On Wednesday morning more sun was waiting in the morning but with a little more breeze as I headed the 15 or so miles to Craignure. The reason for not staying longer in Mull was to catch the weekly ferry which leaves Oban for Islay via Colonsay. The road is busier on the north west coast of Mull and fairly uneventful but the views across to Morvern and eventually right up to Ben Nevis were a sight for sore legs. I met a man called Willie MacGregor at Craignure who it turned out owned the pub I was having my coffee outside of. We got talking and it turned out he knew Mairi, who I sit beside at work. He shouted over her dad, Archie, and explained. We had a nice wee chat before he went back to checking tickets for the 13:30. Willie told me a little more about Craignurite and I headed off for the ferry.
TOBAR MHOIRE - CALGARY BAIGH- ARDNACROSS DIST: 42 miles
Second day cycling and another morning bathed in sun. I really couldn't believe my luck. There was a lot of whistling going on as I rolled out of the hostel to pick up breakfast from the deli on the front. I popped in to check ferry times and had a good blether with the harbour master who it turned out was a keen road racer. I should have known from the wirey figure and scorched nose. He told me some welcome tales of the fabled Bealach na Ba hill climb of which the guy from the garage won last year. He also filled me in on my days cycle ahead which was useful.
GEARASTAN - TOBAR MHOIRE DIST: 61miles
It's been a long winter. The sun deprivation was getting to me. Scotland's not the first place you might choose for guaranteed rays but if you get it, you get it good. May is always a good bet and it didn't disappoint. I started the Islands tour the day after Jeni and George's Ceilidh in West Kilbride to celebrate the new vets opening - a great time was had by all but it has to be said that young lassies cannae burl no more. The seventy year olds were throwing us 'round the hall!
Richard Scarry was a massive influence on me as a child and probably still is. His books (notably 'What Do People Do All Day?' Collins 1968) gave, for the first time, a real insight into what happened in the real world, quite literally but with a very sensitive touch. And damn, could the man draw. Sasek, Steadman and Herge were other huge influences on wanting to draw, create and explain 'stories'.
Posted by stupot at 02:48 PM Sunday 25 May
not ready for the off

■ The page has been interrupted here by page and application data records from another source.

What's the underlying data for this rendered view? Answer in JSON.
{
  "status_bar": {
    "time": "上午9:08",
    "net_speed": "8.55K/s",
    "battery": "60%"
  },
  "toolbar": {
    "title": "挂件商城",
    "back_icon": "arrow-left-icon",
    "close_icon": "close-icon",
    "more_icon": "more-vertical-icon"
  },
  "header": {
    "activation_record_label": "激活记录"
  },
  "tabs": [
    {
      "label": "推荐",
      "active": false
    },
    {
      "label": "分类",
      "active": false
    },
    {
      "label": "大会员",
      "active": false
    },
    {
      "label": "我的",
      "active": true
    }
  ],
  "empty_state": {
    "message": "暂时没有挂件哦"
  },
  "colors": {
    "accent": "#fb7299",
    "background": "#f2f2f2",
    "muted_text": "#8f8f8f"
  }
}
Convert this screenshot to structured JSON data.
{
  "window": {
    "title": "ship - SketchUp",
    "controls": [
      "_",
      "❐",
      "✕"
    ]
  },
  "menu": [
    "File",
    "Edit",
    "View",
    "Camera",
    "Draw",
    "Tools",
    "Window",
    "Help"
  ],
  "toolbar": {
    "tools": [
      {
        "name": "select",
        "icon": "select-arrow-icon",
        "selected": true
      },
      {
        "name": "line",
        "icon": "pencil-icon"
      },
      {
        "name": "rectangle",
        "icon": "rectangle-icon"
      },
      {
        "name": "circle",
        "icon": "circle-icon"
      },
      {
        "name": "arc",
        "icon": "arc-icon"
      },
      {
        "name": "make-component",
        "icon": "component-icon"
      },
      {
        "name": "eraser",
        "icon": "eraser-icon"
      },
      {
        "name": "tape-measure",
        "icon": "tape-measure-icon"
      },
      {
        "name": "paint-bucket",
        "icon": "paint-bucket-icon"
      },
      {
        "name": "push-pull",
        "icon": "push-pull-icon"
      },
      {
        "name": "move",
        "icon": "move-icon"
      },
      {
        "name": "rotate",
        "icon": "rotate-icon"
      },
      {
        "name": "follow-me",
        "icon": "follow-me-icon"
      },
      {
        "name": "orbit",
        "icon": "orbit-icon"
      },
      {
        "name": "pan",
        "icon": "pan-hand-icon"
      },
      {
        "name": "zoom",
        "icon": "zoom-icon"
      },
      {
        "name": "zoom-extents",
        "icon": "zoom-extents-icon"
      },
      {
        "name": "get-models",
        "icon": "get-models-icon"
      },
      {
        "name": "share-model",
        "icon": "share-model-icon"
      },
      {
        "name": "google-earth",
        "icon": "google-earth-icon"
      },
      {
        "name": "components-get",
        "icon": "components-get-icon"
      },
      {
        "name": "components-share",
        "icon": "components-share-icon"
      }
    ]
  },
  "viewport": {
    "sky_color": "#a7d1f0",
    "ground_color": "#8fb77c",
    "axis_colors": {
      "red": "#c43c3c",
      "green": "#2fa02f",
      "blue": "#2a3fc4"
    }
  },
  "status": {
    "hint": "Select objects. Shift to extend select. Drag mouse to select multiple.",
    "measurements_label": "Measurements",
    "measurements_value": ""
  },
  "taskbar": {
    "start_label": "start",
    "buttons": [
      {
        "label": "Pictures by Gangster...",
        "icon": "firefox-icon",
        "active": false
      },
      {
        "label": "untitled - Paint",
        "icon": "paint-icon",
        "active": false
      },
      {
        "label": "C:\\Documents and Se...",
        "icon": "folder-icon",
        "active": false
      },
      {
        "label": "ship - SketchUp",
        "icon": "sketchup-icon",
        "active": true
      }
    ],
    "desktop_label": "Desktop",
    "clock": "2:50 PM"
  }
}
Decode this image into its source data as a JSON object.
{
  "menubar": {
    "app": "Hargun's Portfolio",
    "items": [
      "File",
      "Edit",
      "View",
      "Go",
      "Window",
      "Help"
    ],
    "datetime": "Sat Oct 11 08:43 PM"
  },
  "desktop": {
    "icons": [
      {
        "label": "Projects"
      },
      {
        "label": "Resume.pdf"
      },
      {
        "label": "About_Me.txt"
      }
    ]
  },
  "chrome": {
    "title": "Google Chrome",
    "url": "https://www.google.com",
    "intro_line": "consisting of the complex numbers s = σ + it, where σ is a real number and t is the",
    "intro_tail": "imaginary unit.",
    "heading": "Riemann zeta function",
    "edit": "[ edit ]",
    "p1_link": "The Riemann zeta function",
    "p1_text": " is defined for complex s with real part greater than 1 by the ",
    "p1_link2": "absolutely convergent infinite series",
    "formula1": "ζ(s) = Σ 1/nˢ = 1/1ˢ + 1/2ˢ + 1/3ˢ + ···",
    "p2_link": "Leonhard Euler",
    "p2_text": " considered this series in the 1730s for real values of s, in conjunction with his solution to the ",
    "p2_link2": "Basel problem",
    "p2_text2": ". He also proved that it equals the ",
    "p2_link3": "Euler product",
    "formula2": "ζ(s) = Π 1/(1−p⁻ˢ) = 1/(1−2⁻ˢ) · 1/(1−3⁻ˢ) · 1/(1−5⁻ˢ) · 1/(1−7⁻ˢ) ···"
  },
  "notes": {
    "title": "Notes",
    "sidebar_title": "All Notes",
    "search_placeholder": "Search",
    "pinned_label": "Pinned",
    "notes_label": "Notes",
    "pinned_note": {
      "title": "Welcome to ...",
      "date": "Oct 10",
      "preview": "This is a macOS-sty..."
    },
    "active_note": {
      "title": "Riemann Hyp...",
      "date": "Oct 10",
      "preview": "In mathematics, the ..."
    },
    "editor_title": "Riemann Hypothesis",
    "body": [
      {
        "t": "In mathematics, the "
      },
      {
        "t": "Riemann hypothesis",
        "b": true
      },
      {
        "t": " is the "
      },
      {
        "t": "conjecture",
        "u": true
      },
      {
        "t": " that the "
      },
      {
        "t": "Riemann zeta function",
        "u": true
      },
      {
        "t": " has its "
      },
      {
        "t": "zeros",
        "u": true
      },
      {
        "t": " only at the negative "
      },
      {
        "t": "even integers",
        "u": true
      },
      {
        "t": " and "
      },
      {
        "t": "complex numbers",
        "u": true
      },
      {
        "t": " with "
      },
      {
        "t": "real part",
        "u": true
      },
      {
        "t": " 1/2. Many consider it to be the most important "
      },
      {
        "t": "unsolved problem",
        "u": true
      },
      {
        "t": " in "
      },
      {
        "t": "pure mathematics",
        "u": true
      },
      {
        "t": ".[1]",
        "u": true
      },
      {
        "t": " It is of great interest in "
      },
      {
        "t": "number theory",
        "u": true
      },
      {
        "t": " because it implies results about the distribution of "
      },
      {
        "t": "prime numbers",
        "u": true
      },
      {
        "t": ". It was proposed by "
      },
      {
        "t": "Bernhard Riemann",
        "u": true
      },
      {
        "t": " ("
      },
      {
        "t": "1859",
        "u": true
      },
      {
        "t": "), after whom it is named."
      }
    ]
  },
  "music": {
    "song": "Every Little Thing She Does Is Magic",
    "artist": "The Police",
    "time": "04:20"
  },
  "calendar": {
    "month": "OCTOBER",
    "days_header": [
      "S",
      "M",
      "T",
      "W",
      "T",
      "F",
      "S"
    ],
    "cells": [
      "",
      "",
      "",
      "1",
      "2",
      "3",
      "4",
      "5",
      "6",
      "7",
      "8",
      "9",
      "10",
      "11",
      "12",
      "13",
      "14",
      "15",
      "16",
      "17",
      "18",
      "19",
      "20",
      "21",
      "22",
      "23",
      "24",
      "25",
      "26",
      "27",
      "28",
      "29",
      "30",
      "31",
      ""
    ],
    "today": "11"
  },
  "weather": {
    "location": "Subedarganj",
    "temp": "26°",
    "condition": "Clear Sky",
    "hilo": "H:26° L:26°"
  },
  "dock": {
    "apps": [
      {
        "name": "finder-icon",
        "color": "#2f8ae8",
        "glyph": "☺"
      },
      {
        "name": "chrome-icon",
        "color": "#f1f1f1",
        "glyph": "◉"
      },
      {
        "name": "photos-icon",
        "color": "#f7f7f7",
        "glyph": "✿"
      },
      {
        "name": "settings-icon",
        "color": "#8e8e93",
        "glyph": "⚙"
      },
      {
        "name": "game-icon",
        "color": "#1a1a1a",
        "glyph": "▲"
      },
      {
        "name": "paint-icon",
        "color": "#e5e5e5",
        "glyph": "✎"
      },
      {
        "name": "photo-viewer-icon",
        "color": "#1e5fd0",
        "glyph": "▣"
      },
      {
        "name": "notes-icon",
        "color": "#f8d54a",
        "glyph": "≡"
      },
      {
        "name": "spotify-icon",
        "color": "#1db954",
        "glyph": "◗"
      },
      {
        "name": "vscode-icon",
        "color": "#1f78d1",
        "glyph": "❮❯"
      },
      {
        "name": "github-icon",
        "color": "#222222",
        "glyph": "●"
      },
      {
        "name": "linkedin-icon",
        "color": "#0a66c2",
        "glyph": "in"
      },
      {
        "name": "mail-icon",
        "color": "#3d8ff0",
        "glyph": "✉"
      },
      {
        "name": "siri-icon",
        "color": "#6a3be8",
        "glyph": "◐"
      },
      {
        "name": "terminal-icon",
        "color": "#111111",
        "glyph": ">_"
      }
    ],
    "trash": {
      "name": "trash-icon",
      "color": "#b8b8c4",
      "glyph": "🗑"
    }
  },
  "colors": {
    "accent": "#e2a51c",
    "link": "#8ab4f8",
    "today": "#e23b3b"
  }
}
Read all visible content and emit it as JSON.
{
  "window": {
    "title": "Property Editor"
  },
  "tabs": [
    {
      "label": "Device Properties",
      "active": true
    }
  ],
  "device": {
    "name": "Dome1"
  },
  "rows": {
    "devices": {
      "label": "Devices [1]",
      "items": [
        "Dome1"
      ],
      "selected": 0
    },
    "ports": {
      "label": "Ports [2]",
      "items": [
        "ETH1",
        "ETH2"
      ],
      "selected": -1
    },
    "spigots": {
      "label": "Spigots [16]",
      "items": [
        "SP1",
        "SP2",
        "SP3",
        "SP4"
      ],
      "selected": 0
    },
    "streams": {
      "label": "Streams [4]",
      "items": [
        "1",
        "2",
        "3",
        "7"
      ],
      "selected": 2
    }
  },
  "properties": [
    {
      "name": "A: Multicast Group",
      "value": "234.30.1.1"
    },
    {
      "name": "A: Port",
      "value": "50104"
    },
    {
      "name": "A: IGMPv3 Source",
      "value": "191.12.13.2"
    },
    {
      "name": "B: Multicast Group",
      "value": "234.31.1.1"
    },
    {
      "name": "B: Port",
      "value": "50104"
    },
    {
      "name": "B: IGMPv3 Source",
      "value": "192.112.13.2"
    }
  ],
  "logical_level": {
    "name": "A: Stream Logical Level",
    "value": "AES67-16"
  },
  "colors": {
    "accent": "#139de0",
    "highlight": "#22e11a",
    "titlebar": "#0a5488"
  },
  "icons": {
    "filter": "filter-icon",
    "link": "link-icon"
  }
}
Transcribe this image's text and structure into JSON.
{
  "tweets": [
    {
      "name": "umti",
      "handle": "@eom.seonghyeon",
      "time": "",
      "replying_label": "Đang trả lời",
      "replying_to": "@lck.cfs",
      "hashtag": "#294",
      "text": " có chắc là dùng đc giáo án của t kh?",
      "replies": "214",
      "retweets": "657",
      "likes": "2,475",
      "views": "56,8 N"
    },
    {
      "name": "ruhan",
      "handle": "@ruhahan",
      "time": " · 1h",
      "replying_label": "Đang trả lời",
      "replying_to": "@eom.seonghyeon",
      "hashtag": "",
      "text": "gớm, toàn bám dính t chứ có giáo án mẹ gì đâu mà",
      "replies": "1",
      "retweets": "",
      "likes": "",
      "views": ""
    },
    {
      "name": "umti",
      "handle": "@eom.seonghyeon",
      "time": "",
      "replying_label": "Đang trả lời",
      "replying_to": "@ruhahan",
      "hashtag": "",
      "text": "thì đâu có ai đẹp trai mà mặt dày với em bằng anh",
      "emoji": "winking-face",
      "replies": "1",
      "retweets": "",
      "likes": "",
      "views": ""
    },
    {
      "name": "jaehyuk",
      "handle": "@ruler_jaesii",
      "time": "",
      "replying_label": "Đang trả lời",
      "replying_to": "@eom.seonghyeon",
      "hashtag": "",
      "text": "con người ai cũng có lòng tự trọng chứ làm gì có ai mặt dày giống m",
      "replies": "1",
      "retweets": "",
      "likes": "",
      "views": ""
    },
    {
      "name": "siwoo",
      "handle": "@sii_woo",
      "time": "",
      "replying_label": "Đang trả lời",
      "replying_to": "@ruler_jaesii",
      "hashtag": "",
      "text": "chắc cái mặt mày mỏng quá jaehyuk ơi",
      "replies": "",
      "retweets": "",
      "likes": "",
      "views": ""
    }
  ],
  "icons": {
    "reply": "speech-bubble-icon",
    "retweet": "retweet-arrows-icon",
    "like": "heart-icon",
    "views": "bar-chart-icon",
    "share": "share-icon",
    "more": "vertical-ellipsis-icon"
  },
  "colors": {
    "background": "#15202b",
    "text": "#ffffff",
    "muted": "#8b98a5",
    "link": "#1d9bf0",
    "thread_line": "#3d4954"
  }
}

Jesus - I didn't do anything for the first quarter of the year and now everything seems to be snowballing into a few weeks. I got some new panniers for my road trip which is rapidly approaching with what feels like very little preparation or thought. What with being busy with work and downed by lurgy at the weekend. I've an exhibition opening Thursday and then I'm back to the art school Friday. Ceilidh on Saturday and then it's off to the Islands. The panniers are lovely things - hand made Canadian numbers very generously gifted to me by my mother. I was almost certain I was going to buy the same Ortliebs I had before but the build and accessibility of these Arkels was too much to pass on. They've a lifetime guarantee and the Heath-Robinson device for mounting to your rack may look crude but holds the bags rock solid - no noisy jumping around behind you. So the bags are great - not sure how the legs are though.....
Posted by stupot at 02:17 AM Tuesday 13 May
May has produced it's typically fair weather (remember exam time at school?) and it's nice to sit out the front and draw. You can get the idea of how close my neighbours are to me by the drawing above. The wee shop on the other side has put up a satellite dish with no-one's permission. The colonies are listed so I wouldn't imagine it'll last long. Just got a BBQ in last night before the rain came tumbling down. And so starts summer......
Posted by stupot at 02:29 AM Saturday 10 May